A shot-by-shot history of America's nuclear test program at the
Nevada Test Site.
Kirkus Review: Under The Cloud is a chilling documentary
history of America's above-ground nuclear tests conducted during the 1950's
and early 1960's. The author takes on the subject and universalizes it, at
the same time giving it the flavor of a Dos Passos novel. Like Bob Dylan's
'A Hard Rain's A-Gonna Fall," a hard rain already has fallen,
bringing with it nuclear debris across the continental United States. . .An
appendix details the trajectory of radioactive clouds after each test. The

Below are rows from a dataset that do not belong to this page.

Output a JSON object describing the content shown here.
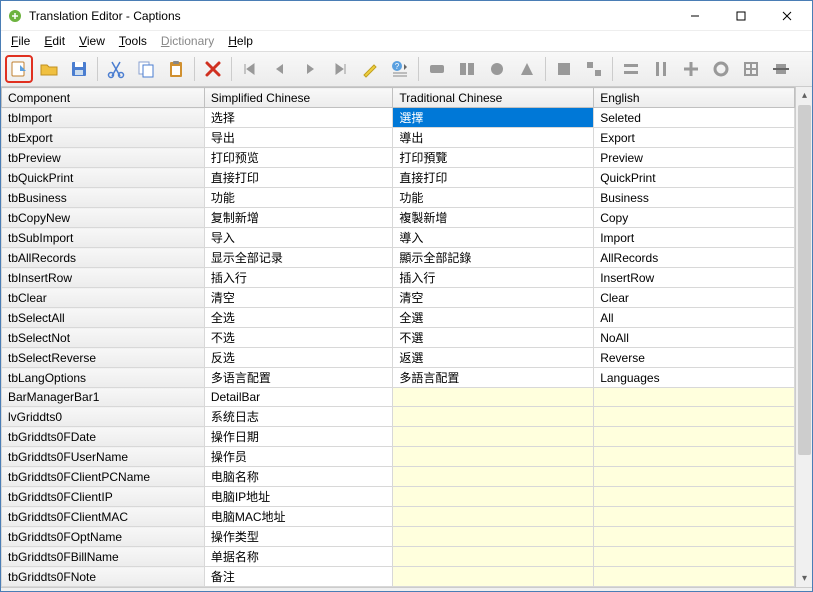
{
  "window": {
    "title": "Translation Editor - Captions"
  },
  "menu": {
    "file": "File",
    "edit": "Edit",
    "view": "View",
    "tools": "Tools",
    "dictionary": "Dictionary",
    "help": "Help"
  },
  "columns": {
    "component": "Component",
    "simplified": "Simplified Chinese",
    "traditional": "Traditional Chinese",
    "english": "English"
  },
  "selected_row": 0,
  "selected_col": "traditional",
  "rows": [
    {
      "component": "tbImport",
      "simplified": "选择",
      "traditional": "選擇",
      "english": "Seleted"
    },
    {
      "component": "tbExport",
      "simplified": "导出",
      "traditional": "導出",
      "english": "Export"
    },
    {
      "component": "tbPreview",
      "simplified": "打印预览",
      "traditional": "打印預覽",
      "english": "Preview"
    },
    {
      "component": "tbQuickPrint",
      "simplified": "直接打印",
      "traditional": "直接打印",
      "english": "QuickPrint"
    },
    {
      "component": "tbBusiness",
      "simplified": "功能",
      "traditional": "功能",
      "english": "Business"
    },
    {
      "component": "tbCopyNew",
      "simplified": "复制新增",
      "traditional": "複製新增",
      "english": "Copy"
    },
    {
      "component": "tbSubImport",
      "simplified": "导入",
      "traditional": "導入",
      "english": "Import"
    },
    {
      "component": "tbAllRecords",
      "simplified": "显示全部记录",
      "traditional": "顯示全部記錄",
      "english": "AllRecords"
    },
    {
      "component": "tbInsertRow",
      "simplified": "插入行",
      "traditional": "插入行",
      "english": "InsertRow"
    },
    {
      "component": "tbClear",
      "simplified": "清空",
      "traditional": "清空",
      "english": "Clear"
    },
    {
      "component": "tbSelectAll",
      "simplified": "全选",
      "traditional": "全選",
      "english": "All"
    },
    {
      "component": "tbSelectNot",
      "simplified": "不选",
      "traditional": "不選",
      "english": "NoAll"
    },
    {
      "component": "tbSelectReverse",
      "simplified": "反选",
      "traditional": "返選",
      "english": "Reverse"
    },
    {
      "component": "tbLangOptions",
      "simplified": "多语言配置",
      "traditional": "多語言配置",
      "english": "Languages"
    },
    {
      "component": "BarManagerBar1",
      "simplified": "DetailBar",
      "traditional": "",
      "english": "",
      "empty": true
    },
    {
      "component": "lvGriddts0",
      "simplified": "系统日志",
      "traditional": "",
      "english": "",
      "empty": true
    },
    {
      "component": "tbGriddts0FDate",
      "simplified": "操作日期",
      "traditional": "",
      "english": "",
      "empty": true
    },
    {
      "component": "tbGriddts0FUserName",
      "simplified": "操作员",
      "traditional": "",
      "english": "",
      "empty": true
    },
    {
      "component": "tbGriddts0FClientPCName",
      "simplified": "电脑名称",
      "traditional": "",
      "english": "",
      "empty": true
    },
    {
      "component": "tbGriddts0FClientIP",
      "simplified": "电脑IP地址",
      "traditional": "",
      "english": "",
      "empty": true
    },
    {
      "component": "tbGriddts0FClientMAC",
      "simplified": "电脑MAC地址",
      "traditional": "",
      "english": "",
      "empty": true
    },
    {
      "component": "tbGriddts0FOptName",
      "simplified": "操作类型",
      "traditional": "",
      "english": "",
      "empty": true
    },
    {
      "component": "tbGriddts0FBillName",
      "simplified": "单据名称",
      "traditional": "",
      "english": "",
      "empty": true
    },
    {
      "component": "tbGriddts0FNote",
      "simplified": "备注",
      "traditional": "",
      "english": "",
      "empty": true
    }
  ]
}
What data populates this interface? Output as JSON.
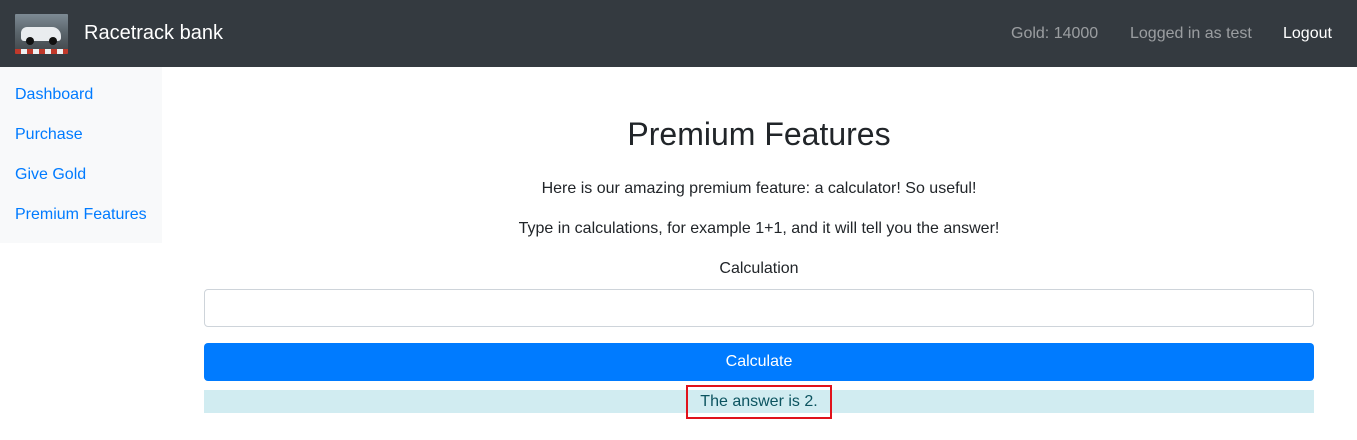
{
  "navbar": {
    "brand": "Racetrack bank",
    "gold": "Gold: 14000",
    "user": "Logged in as test",
    "logout": "Logout"
  },
  "sidebar": {
    "items": [
      {
        "label": "Dashboard"
      },
      {
        "label": "Purchase"
      },
      {
        "label": "Give Gold"
      },
      {
        "label": "Premium Features"
      }
    ]
  },
  "main": {
    "title": "Premium Features",
    "intro": "Here is our amazing premium feature: a calculator! So useful!",
    "instructions": "Type in calculations, for example 1+1, and it will tell you the answer!",
    "calc_label": "Calculation",
    "calc_value": "",
    "calc_button": "Calculate",
    "result": "The answer is 2."
  },
  "colors": {
    "navbar_bg": "#343a40",
    "link": "#007bff",
    "button": "#007bff",
    "result_bg": "#d1ecf1",
    "highlight_border": "#e0121b"
  }
}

author lists each town over which the clouds blew. Doubtless each reader will
be able to locate their own hometown or one nearby in this lengthy list. Scary
Tampa Tribune and Times: "This book is a detailed account
of every series of tests, unusual incidents of each, persons who were near
to watch, and, most chilling, the clouds and their trajectories across the
country and the world."
New York Times: "Perhaps the greatest virtue of Under
The Cloud is that it makes nuclear weapons tests personal events, impossible
to forget by those who participated in them and forgotten only with difficulty
by those who come to understand that all of us have been unwilling and unwitting
participants. In Mr. Miller's words, 'the invisible shadow of the nuclear
weapon, created in the fury of the most intense explosion on earth and falling
from the sky with the rain, has already touched each and every one
Yakima Herald-Republic: "A chronological march along
the nation's atomic trail with only brief stops for visits with a few of the
thousands of American servicemen who participated in maneuvers close to ground
zero right after nuclear tests. Other stops include the Eastman Kodak Co. labs
in Rochester, NY where technicians found strange splotches on their film that
were later linked to bomb blasts thousands of miles away; the movie set of
'The Conqueror' in radioactive sands of southwestern Utah. Years later the
film's stars, John Wayne, Dick Powell, Agnes Moorehead and Susan Hayward, all
would die of cancer.
Miller's narrative, while ponderous at times, is stripped
of technical jargon and easy to understand. The book essentially is a documentary.
And the scariest fact of all is that the final chapter has not yet been written."
Los Angeles Times News Service: " The main thing
that distinguishes Under The Cloud from so many other similar works
is the focus on the meanderings of the clouds of radioactive fallout. Miller
reproduces maps of the fallout trajectories for many of teh tests, which portray
the paths of the clouds across the country, as well as a 40-page appendix which
lists the names of the towns over which the clouds passed.
Tampa Florida Tribune and Times: "This book is the
a most detailed account of every series of tests, unusual incidents of each,
persons who were near to watch, and most chilling, the clouds and their trajectories
across the country and the world."
The Sciences: "Buster-Jangle, Upshot-Knothole. Plumbbob.
Tumbler-Snapper. Between 1951 and 1963, more than one hundred above-ground
nuclear tests with code names such as these rumbled over the Nevada Test Site,
earning Yucca Flat the title Valley Where the Tall Mushrooms Grow. Nearby,
residents became accustomed to dazzling white flashes in the sky before dawn,
and windows rattled as far away as Los Angeles. Radioactive dust, blasted into
the stratosphere, was carried thousands of miles by prevailing winds before
settling to Earth silently, in drops of rain or flakes of snow.
Yet the public's attitude toward the tests, well documented
by Richard Miller, was long one of blissful ignorance. Most Americans bought
the official line that the fallout was limited to areas near Yucca Flat and
was, in any event harmless. A 1955 article in U.S. News & World Report assured
readers that radiation-contaminated fish could be eaten safely 'if skinned
with reasonable care.'"
A complete list of our technical books
on nuclear fallout is found here.